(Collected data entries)
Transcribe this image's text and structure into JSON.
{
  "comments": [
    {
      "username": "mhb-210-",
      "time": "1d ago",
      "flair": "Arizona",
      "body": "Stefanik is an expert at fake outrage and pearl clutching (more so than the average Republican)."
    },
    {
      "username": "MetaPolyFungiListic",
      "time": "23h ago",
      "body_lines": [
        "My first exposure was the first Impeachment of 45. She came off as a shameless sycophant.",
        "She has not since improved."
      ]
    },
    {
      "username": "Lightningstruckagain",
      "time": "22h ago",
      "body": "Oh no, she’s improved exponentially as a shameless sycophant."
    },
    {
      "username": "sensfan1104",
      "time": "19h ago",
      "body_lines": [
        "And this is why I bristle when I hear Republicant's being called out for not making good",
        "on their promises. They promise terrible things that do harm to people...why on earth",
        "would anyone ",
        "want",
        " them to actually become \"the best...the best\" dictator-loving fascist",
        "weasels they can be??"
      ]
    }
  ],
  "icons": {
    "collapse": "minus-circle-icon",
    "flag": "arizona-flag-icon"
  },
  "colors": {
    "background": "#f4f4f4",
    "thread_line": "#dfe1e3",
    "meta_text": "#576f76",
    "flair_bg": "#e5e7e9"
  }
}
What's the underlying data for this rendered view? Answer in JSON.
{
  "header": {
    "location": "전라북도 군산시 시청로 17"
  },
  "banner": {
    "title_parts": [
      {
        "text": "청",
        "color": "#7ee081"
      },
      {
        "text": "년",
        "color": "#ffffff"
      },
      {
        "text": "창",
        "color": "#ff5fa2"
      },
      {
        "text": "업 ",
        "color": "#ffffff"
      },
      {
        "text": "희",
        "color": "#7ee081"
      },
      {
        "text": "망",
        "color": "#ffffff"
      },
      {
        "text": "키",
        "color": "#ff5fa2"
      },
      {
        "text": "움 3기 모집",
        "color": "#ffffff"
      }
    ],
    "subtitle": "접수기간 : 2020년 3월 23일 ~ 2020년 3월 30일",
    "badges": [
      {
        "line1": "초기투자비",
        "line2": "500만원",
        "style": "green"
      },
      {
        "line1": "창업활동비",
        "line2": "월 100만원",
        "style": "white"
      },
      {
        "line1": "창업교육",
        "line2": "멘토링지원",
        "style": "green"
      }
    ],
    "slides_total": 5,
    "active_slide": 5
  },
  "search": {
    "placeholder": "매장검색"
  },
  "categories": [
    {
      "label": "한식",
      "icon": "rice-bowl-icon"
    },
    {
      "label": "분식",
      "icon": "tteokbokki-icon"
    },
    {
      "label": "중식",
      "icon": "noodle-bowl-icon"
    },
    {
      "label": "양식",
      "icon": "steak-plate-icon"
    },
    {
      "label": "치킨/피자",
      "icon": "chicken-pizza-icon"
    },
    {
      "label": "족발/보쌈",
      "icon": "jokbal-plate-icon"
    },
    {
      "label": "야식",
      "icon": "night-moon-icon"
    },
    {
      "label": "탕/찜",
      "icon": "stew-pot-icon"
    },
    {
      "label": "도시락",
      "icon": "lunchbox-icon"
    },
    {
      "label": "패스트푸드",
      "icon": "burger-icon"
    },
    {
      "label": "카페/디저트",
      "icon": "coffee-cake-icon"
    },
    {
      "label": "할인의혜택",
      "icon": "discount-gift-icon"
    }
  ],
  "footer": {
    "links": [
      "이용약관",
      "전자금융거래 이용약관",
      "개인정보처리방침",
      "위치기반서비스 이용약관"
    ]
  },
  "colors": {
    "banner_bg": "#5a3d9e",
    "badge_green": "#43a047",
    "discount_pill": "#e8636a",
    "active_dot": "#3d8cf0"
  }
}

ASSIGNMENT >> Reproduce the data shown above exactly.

TASK SOLUTION >>
Transcribe this image's text and structure into JSON.
{
  "comments": [
    {
      "username": "mhb-210-",
      "time": "1d ago",
      "flair": "Arizona",
      "body": "Stefanik is an expert at fake outrage and pearl clutching (more so than the average Republican)."
    },
    {
      "username": "MetaPolyFungiListic",
      "time": "23h ago",
      "body_lines": [
        "My first exposure was the first Impeachment of 45. She came off as a shameless sycophant.",
        "She has not since improved."
      ]
    },
    {
      "username": "Lightningstruckagain",
      "time": "22h ago",
      "body": "Oh no, she’s improved exponentially as a shameless sycophant."
    },
    {
      "username": "sensfan1104",
      "time": "19h ago",
      "body_lines": [
        "And this is why I bristle when I hear Republicant's being called out for not making good",
        "on their promises. They promise terrible things that do harm to people...why on earth",
        "would anyone ",
        "want",
        " them to actually become \"the best...the best\" dictator-loving fascist",
        "weasels they can be??"
      ]
    }
  ],
  "icons": {
    "collapse": "minus-circle-icon",
    "flag": "arizona-flag-icon"
  },
  "colors": {
    "background": "#f4f4f4",
    "thread_line": "#dfe1e3",
    "meta_text": "#576f76",
    "flair_bg": "#e5e7e9"
  }
}
What's the underlying data for this rendered view? Answer in JSON.
{
  "header": {
    "location": "전라북도 군산시 시청로 17"
  },
  "banner": {
    "title_parts": [
      {
        "text": "청",
        "color": "#7ee081"
      },
      {
        "text": "년",
        "color": "#ffffff"
      },
      {
        "text": "창",
        "color": "#ff5fa2"
      },
      {
        "text": "업 ",
        "color": "#ffffff"
      },
      {
        "text": "희",
        "color": "#7ee081"
      },
      {
        "text": "망",
        "color": "#ffffff"
      },
      {
        "text": "키",
        "color": "#ff5fa2"
      },
      {
        "text": "움 3기 모집",
        "color": "#ffffff"
      }
    ],
    "subtitle": "접수기간 : 2020년 3월 23일 ~ 2020년 3월 30일",
    "badges": [
      {
        "line1": "초기투자비",
        "line2": "500만원",
        "style": "green"
      },
      {
        "line1": "창업활동비",
        "line2": "월 100만원",
        "style": "white"
      },
      {
        "line1": "창업교육",
        "line2": "멘토링지원",
        "style": "green"
      }
    ],
    "slides_total": 5,
    "active_slide": 5
  },
  "search": {
    "placeholder": "매장검색"
  },
  "categories": [
    {
      "label": "한식",
      "icon": "rice-bowl-icon"
    },
    {
      "label": "분식",
      "icon": "tteokbokki-icon"
    },
    {
      "label": "중식",
      "icon": "noodle-bowl-icon"
    },
    {
      "label": "양식",
      "icon": "steak-plate-icon"
    },
    {
      "label": "치킨/피자",
      "icon": "chicken-pizza-icon"
    },
    {
      "label": "족발/보쌈",
      "icon": "jokbal-plate-icon"
    },
    {
      "label": "야식",
      "icon": "night-moon-icon"
    },
    {
      "label": "탕/찜",
      "icon": "stew-pot-icon"
    },
    {
      "label": "도시락",
      "icon": "lunchbox-icon"
    },
    {
      "label": "패스트푸드",
      "icon": "burger-icon"
    },
    {
      "label": "카페/디저트",
      "icon": "coffee-cake-icon"
    },
    {
      "label": "할인의혜택",
      "icon": "discount-gift-icon"
    }
  ],
  "footer": {
    "links": [
      "이용약관",
      "전자금융거래 이용약관",
      "개인정보처리방침",
      "위치기반서비스 이용약관"
    ]
  },
  "colors": {
    "banner_bg": "#5a3d9e",
    "badge_green": "#43a047",
    "discount_pill": "#e8636a",
    "active_dot": "#3d8cf0"
  }
}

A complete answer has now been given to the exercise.